It appeared as U. of Washington CS Dept. tech report 82-01-02
(although it is an Oxford thesis).  I don't know if it was published

    The paper looks at, and classifies, a number of different proposed
    exception handling mechanisms.  It...argue[s] that the combination
    of first class procedures and "oneof" (tagged union) values covers
    all of the interesting cases....

Yes.  In the language framework he uses, unboxing the union requires a
case statement which must cover all cases, thus allowing static
checking.  But the language framework is different in many ways from
Dylan's, in particular being as static as possible.

I think it is worthwhile also to quote his criticism of the use of
zero as an error return:

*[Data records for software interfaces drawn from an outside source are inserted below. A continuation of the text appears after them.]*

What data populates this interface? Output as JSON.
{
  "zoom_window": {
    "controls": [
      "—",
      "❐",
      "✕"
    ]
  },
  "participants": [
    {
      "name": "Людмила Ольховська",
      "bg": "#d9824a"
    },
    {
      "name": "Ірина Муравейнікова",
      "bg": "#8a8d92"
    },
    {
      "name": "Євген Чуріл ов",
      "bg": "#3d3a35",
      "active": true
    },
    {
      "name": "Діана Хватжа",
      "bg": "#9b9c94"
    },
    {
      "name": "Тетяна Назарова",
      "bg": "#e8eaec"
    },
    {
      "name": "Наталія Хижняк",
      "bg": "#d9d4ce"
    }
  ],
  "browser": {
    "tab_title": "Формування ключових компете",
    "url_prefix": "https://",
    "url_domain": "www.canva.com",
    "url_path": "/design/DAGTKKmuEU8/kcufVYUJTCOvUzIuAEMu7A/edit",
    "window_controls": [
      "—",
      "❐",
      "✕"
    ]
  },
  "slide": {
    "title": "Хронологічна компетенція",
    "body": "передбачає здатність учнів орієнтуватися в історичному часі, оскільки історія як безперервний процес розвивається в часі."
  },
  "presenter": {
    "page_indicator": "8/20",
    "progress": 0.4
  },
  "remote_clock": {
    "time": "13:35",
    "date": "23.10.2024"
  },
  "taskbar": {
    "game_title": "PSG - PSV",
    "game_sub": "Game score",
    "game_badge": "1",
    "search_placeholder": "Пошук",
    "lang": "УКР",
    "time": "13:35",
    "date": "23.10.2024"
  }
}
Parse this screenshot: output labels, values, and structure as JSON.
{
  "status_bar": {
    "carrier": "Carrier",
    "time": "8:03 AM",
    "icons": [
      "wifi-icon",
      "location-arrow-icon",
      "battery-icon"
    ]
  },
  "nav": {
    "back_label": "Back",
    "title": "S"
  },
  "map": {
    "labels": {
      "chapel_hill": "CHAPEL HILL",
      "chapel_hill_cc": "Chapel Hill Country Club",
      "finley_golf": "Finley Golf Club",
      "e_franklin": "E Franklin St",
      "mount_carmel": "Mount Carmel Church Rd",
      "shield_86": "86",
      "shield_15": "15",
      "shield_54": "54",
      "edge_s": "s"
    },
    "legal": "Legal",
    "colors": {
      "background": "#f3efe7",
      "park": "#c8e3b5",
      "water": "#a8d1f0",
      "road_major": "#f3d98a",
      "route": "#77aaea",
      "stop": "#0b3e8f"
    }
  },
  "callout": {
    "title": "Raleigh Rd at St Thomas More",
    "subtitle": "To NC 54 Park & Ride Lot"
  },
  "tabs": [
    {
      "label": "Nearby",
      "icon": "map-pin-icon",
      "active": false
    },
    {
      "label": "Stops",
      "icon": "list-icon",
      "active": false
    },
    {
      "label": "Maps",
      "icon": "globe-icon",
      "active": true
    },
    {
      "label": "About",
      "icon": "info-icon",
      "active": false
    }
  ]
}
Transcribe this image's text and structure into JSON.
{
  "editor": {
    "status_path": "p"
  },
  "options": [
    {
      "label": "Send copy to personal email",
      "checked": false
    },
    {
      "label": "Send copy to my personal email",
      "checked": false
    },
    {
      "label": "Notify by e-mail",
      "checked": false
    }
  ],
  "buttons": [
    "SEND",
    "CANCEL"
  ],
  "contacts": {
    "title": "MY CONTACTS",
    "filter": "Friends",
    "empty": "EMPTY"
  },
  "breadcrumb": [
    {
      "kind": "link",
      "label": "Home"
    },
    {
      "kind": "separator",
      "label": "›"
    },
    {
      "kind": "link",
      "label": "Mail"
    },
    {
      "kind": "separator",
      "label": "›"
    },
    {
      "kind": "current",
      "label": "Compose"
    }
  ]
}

    Assigning 'v' to zero and continuing with the computation is sensible
    in two kinds of situation.  The first occurs when zero is not valid as
    a value.....  This implies that the ... abstraction should have been
    instantiated with some other 'v', say "Natural" [instead of Integer].
    Thus 'v' is really of a union type: it is either a 'v' or it is zero.
    The program fragment represented by '<use v>' will presumably test 'v'
    to see if it is zero before deciding to proceed.  There is nothing new
    or surprising about this use of zero as an "impossible" value: it has
    a history going back to the days of assembly language and Fortran.
    However, the advantages of languages like Pascal and Alphard is that
    one can construct types containing just the values one needs and thus
    obtain clearer code and more checking at compile time.  Using union
    types preserves these benefits at the cost of having to make explicit
    checks and type conversion.  Adding "impossible values" to existing
    types allows those conversions to be avoided, but negates many of the
    benefits of strong typing.  ...

    The second kind of situation in which it is sensible for 'v' to be
    assigned to zero occurs when zero is some sort of default

The second case is simply not an error return at all.  But the first
case I think applies equally well to using #f as a non-return or